I have decided to head east from California, on a train, with my bike. (It’s rather hot to be riding my bike across the desert, though some would.) I want to go to Florida and to Ireland eventually, so it makes sense to go this way. I’ve long wanted to see more of the Southwest, too, so here I go.
Before catching the train I spent another night at the Fullerton International Hostel, an excellent hostel that is particularly clean and homey. While there I visited the Arboretum on the campus of California State University at Fullerton. (How could I pass up an Arboretum?) It was a hot day, but under the canopy of trees it was cool and refreshing. The Arboretum has a number of ecosystems represented, from tropical jungle to Mediterranean landscapes. This tree, a native of Africa, towered above me and felt so solid and strong.
I’m so glad I don’t have to be a lumberjack. I don’t know how I could cut trees down. I do love their wood, though.
Back on the train, it’s pitch black outside and only a few distant lights can be seen out the cabin windows. We must be in some desert, somewhere, either in eastern California or Arizona. I’m trying in vain to sleep in these coach seats that are pretty comfortable–for sitting in. There are a couple of lights shining down upon me from the cabin ceiling; I wonder why they don’t turn them off. It’s overly cool, thanks to air conditioning, and I’m keeping warm with my noisy space blanket, which is annoying for me and for everyone around me, I’m sure.

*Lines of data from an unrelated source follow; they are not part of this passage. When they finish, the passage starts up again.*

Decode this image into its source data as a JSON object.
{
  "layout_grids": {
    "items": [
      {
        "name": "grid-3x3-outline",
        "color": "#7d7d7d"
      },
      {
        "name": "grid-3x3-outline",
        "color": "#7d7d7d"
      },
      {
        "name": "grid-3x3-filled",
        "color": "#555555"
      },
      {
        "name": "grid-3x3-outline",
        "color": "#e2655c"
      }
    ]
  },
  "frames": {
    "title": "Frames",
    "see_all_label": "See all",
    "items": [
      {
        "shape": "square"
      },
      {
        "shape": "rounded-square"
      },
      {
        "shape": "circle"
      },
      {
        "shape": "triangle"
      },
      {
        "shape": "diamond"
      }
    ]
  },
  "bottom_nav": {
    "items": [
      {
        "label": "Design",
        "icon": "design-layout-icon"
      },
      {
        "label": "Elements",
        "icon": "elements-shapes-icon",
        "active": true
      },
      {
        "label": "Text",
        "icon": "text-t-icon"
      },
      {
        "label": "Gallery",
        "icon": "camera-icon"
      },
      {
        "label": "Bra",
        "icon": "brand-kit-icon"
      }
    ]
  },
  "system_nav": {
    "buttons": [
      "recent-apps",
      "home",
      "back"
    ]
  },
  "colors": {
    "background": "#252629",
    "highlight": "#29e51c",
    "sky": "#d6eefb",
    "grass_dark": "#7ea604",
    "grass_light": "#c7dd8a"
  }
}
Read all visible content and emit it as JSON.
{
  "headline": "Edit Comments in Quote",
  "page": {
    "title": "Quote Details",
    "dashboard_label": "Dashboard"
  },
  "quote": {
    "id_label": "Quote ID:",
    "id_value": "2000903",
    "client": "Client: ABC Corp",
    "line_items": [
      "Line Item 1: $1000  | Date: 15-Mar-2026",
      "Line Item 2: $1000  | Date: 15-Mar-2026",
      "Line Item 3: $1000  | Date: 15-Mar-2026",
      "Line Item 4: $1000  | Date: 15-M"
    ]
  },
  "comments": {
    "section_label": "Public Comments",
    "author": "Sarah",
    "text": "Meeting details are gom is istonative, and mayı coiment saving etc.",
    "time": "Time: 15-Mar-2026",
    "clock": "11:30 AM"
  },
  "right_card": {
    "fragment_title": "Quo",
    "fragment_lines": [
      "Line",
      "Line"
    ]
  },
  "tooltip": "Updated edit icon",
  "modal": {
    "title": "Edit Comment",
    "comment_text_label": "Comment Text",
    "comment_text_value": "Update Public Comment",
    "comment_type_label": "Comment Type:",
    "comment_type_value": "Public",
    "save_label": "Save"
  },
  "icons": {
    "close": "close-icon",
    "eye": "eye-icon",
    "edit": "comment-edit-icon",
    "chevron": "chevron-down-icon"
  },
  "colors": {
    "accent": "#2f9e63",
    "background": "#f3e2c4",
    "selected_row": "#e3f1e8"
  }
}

I’ve been praying quite a bit, inspired by reading Edie Littlefield Sundby, author of TheMissionWalker. Prayer has gotten her through gall bladder cancer, lung cancer, and a subsequent 800 mile pilgrimage walk along the Camino Real of California. I highly recommend her book, whether or not you have any notion of walking a pilgrimage, or cancer has affected you or a loved one.
Prayer helps me, too. If (or when) I feel alone, or not sure of where I’m going next, I am instantly comforted by prayers from my youth, from the twelve steps, or that I compose myself. I want to pray more. I need to remember to rely completely on my Higher Power all the time. It’s the only way that really works for me.
I arrived in Flagstaff, Arizona about 5:00 am this morning where the sun was already rising.
I went straight to my hostel where I’ll be staying for the next day or two, and was able to sleep a bit longer, which was good.
Flagstaff is an interesting place, from what I’ve seen of it so far. It’s at an elevation of 6900 feet, surrounded by mountains and populated by plenty of trees. It’s not what I think of when I think of Arizona–mile upon mile of dry sand and rock. It’s more like the Sierra Nevada. The sky is a bright blue this morning, with thunderheads forming already; afternoon monsoon rains are typical in summer. It’s nice to see a bright, azure sky after weeks in Southern California and Baja California where a dense haze can make the heavens dull.
In the San Bernadino National Forest, where I camped for four nights, there were a few small fires in the area, further contributing to the smaze.
But they didn’t last, and even with them the air quality was pretty darn good. The temperatures were perfect for me–in the eighties somewhere. I was comfortable in shorts and a tank top most of the time, which makes me happy! (In Monterey I have to wear a down jacket almost the whole year round. I hardly ever get any sun on my body.) I loved the species of Manzanita that grows in the San Bernadino National Forest which is larger and less darkly colored than the one in the Los Padres. It glowed red in the slanted rays of sunlight that are unique to the early morning and late evening.
Despite my prayers for direction for this next phase of my pilgrimage, the answers were not quick in coming, and I experienced some doubt and questioned this whole pilgrimage affair. Am I simply avoiding making difficult decisions, buckling down to making a living, and honing my professional skills with patience and perseverance? When I’ve completed this year on sabbatical won’t the same decisions and challenges be waiting for me? The answer to these questions ultimately came: Yes, they will, and I’m getting plenty of indications that I’m on the right track. I continue to make meaningful connections with people and to learn from them. Though not easy to be on the road, it humbles me and puts me in situations that demand and increase my faith. I want to go farther, and learn more. I’m grateful to have the means.
Back in Riverside with Mica for a few final days, we went to her yoga studio and practiced yoga together. Hanging on the wall of the studio where she practices and teaches is this painting:
I was struck by how much it represents my reality: distressed and confused by the mayhem of the world around me, I take solace in trees–both those that grow around me and by rooting myself in Tree Pose. Whether I am walking among them or pretending to be one, I take comfort in their life-giving presence and oxygen. I breathe in more deeply and I feel that all is well. Thank you, God, for trees.
It’s almost 2:00 pm now, and the sky is dark with clouds. Rain is coming. It’s been months since I’ve seen rain and I welcome it. Water is life and we need it. Thank you, God, for rain.
Let’s see what lessons the rain brings. ?